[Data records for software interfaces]
____

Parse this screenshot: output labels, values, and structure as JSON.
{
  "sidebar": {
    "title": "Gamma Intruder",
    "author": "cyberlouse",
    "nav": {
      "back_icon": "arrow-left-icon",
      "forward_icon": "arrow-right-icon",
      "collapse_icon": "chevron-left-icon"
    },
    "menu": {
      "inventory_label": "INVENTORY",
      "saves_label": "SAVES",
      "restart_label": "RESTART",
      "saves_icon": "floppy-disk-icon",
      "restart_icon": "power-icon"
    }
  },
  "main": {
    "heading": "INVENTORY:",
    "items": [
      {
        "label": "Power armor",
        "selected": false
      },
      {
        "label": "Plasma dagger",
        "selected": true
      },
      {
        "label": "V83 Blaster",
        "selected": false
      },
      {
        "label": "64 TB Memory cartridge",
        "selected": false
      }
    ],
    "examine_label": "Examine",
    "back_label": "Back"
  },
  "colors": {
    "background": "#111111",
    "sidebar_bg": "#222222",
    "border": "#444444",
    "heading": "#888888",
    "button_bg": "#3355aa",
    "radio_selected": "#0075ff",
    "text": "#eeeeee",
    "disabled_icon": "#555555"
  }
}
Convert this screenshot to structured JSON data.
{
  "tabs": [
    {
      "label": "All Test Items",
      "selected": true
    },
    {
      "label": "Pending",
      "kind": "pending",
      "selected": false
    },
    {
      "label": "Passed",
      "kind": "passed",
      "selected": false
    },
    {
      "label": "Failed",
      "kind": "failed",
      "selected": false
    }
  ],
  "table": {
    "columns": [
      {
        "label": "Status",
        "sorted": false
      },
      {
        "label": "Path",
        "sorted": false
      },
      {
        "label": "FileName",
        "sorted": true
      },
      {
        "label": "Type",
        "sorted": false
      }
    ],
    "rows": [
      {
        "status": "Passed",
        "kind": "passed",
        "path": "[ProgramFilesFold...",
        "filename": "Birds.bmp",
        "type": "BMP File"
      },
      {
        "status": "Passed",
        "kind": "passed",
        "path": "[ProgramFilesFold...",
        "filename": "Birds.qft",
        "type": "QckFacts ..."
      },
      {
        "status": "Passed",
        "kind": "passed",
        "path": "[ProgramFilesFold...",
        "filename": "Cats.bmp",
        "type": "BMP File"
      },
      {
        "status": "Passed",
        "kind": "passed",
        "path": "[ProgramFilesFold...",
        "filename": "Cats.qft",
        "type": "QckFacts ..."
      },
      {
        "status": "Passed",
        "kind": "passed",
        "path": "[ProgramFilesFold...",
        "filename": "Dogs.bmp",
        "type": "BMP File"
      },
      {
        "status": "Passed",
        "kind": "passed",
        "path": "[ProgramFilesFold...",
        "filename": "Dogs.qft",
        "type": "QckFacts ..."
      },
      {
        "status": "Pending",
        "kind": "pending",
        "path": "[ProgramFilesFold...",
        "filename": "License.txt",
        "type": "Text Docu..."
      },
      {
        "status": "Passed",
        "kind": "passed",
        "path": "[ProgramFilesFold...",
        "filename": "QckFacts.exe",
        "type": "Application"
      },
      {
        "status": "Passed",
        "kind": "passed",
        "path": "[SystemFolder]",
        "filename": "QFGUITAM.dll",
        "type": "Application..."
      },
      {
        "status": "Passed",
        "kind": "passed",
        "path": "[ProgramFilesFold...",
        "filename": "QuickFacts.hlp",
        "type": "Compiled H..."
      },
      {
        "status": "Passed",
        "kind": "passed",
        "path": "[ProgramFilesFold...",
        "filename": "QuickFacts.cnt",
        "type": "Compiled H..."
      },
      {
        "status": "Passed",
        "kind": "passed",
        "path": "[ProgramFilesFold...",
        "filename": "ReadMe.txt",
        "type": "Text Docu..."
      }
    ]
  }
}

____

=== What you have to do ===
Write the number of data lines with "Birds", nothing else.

=== Exercise solution ===
2